$39 Billion – The Cost of Fixing AT&Ts Network Woes

The AT&T T-Mobile merger worth $39 billion has taken most of the telecom world by surprise. Although it was expected that Deutsche Telekom was looking to dispose off their T-Mobile US asset close on the heels of the T-Mobile UK asset which got merged with Orange – no one really expected AT&T to step in with the amount of money that they have put up - a whopping $39 billion.

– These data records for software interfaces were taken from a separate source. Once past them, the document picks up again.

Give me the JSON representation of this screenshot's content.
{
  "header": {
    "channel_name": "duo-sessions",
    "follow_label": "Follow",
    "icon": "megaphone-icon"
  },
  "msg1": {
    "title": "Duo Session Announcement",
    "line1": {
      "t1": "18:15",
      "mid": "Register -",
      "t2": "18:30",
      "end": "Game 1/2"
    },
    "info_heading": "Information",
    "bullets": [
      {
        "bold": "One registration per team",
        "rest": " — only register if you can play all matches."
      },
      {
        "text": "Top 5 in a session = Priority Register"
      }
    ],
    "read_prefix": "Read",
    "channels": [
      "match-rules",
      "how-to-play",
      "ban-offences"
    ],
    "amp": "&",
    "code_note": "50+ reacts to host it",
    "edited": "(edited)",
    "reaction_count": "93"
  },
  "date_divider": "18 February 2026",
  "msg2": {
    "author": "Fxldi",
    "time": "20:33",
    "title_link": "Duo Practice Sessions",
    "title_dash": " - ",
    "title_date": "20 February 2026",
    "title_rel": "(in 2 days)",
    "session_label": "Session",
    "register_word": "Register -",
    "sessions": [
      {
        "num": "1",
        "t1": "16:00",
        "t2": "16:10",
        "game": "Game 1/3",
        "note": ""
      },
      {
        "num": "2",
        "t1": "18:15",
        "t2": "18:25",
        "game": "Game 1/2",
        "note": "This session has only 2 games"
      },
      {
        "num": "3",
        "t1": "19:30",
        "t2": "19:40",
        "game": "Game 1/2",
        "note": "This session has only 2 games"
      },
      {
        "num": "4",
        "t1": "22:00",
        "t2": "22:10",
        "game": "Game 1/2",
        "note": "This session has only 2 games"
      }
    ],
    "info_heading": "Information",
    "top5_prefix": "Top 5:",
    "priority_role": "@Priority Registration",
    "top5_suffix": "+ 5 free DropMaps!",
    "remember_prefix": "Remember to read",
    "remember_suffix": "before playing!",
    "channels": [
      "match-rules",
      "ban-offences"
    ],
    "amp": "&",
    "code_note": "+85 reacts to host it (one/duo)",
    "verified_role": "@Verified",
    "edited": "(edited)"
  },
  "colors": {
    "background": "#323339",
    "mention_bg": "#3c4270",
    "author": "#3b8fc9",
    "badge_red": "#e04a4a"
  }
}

On the brand new merger website, http://www.mobilizeeverything.com/ - which sounds quite similar to Everything Everywhere (the newly formed entity from the Orange T-Mobile UK merger) – AT&T has laid out its reasons for the deal. The reason is clear – AT&T has been struggling with an 8000% increase in data traffic since the launch of the Apple IPhone on its network. AT&T is network infrastructure and spectrum constrained to meet the growing demand of mobile data traffic.

AT&T has been trying all the tricks in its bag to get its network up to speed (literally!) – moving to HSPA+, adding additional cell sites/towers/rooftops, building its indoor coverage footprint with DAS and femtocells, recently rolling out Outdoor DAS nodes in Palo Alto, and using Wi-Fi as a preferred offload solution in hotspots like New York and San Francisco.

With the LTE launch expected for later in 2011, and with Verizon’s LTE network up and running in 38 markets already – AT&T was under pressure to boost its network capabilities more importantly its spectrum assets. T-Mobile’s AWS spectrum with its 10 MHz and 20 MHz chunks ripe for spectrum refarming of LTE should give AT&T an advantage over Verizon.

More importantly – AT&T’s femtocell strategy (which is largely voice-based at the moment) complements T-Mobile’s Wi-Fi/UMA strategy – with both femtocells and Wi-Fi being important from a network offload perspective. While Wi-Fi is likely to become the dominant offload strategy - femtocells combined with the ability to reuse multiple spectrum chunks in small cells - give AT&T with an advantage where they have many more tools at hand to compete against Verizon's mobile broadband push.

However, the question that everyone will be asking is whether AT&T was justified in spending $39 billion to fix its network woes or is there an element of over-valuation of T-Mobile’s network assets?